Segment Start: Records for processing

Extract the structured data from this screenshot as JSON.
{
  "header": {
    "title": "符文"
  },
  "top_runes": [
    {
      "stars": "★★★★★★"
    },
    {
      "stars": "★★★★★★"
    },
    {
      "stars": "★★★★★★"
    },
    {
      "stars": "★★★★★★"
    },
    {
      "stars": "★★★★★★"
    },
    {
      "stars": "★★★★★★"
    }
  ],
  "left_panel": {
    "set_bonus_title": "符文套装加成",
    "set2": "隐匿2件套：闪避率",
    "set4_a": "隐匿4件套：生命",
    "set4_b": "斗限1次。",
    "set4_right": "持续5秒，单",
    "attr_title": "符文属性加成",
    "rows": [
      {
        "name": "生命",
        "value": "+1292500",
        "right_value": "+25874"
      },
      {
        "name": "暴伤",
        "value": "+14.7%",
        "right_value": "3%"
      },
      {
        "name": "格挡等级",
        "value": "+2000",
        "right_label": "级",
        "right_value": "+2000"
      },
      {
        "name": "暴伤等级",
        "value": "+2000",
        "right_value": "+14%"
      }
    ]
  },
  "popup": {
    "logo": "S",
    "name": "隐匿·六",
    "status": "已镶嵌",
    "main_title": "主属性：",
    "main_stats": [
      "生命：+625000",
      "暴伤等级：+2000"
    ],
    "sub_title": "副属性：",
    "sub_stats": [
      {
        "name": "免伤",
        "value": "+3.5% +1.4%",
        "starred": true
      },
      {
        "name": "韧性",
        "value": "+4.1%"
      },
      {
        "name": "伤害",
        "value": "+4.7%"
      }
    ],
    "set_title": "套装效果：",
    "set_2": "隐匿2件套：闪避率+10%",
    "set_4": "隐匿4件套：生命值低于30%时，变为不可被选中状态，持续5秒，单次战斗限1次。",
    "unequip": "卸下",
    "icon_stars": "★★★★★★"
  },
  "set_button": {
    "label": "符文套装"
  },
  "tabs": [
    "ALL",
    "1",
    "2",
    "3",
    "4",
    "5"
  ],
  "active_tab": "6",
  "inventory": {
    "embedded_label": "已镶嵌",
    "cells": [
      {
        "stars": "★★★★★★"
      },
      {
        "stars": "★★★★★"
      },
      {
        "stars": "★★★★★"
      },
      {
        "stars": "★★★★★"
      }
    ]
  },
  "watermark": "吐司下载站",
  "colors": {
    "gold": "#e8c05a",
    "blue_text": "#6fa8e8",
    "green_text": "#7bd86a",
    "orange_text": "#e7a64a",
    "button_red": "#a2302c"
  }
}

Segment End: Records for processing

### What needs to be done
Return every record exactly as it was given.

### Response to the exercise
Extract the structured data from this screenshot as JSON.
{
  "header": {
    "title": "符文"
  },
  "top_runes": [
    {
      "stars": "★★★★★★"
    },
    {
      "stars": "★★★★★★"
    },
    {
      "stars": "★★★★★★"
    },
    {
      "stars": "★★★★★★"
    },
    {
      "stars": "★★★★★★"
    },
    {
      "stars": "★★★★★★"
    }
  ],
  "left_panel": {
    "set_bonus_title": "符文套装加成",
    "set2": "隐匿2件套：闪避率",
    "set4_a": "隐匿4件套：生命",
    "set4_b": "斗限1次。",
    "set4_right": "持续5秒，单",
    "attr_title": "符文属性加成",
    "rows": [
      {
        "name": "生命",
        "value": "+1292500",
        "right_value": "+25874"
      },
      {
        "name": "暴伤",
        "value": "+14.7%",
        "right_value": "3%"
      },
      {
        "name": "格挡等级",
        "value": "+2000",
        "right_label": "级",
        "right_value": "+2000"
      },
      {
        "name": "暴伤等级",
        "value": "+2000",
        "right_value": "+14%"
      }
    ]
  },
  "popup": {
    "logo": "S",
    "name": "隐匿·六",
    "status": "已镶嵌",
    "main_title": "主属性：",
    "main_stats": [
      "生命：+625000",
      "暴伤等级：+2000"
    ],
    "sub_title": "副属性：",
    "sub_stats": [
      {
        "name": "免伤",
        "value": "+3.5% +1.4%",
        "starred": true
      },
      {
        "name": "韧性",
        "value": "+4.1%"
      },
      {
        "name": "伤害",
        "value": "+4.7%"
      }
    ],
    "set_title": "套装效果：",
    "set_2": "隐匿2件套：闪避率+10%",
    "set_4": "隐匿4件套：生命值低于30%时，变为不可被选中状态，持续5秒，单次战斗限1次。",
    "unequip": "卸下",
    "icon_stars": "★★★★★★"
  },
  "set_button": {
    "label": "符文套装"
  },
  "tabs": [
    "ALL",
    "1",
    "2",
    "3",
    "4",
    "5"
  ],
  "active_tab": "6",
  "inventory": {
    "embedded_label": "已镶嵌",
    "cells": [
      {
        "stars": "★★★★★★"
      },
      {
        "stars": "★★★★★"
      },
      {
        "stars": "★★★★★"
      },
      {
        "stars": "★★★★★"
      }
    ]
  },
  "watermark": "吐司下载站",
  "colors": {
    "gold": "#e8c05a",
    "blue_text": "#6fa8e8",
    "green_text": "#7bd86a",
    "orange_text": "#e7a64a",
    "button_red": "#a2302c"
  }
}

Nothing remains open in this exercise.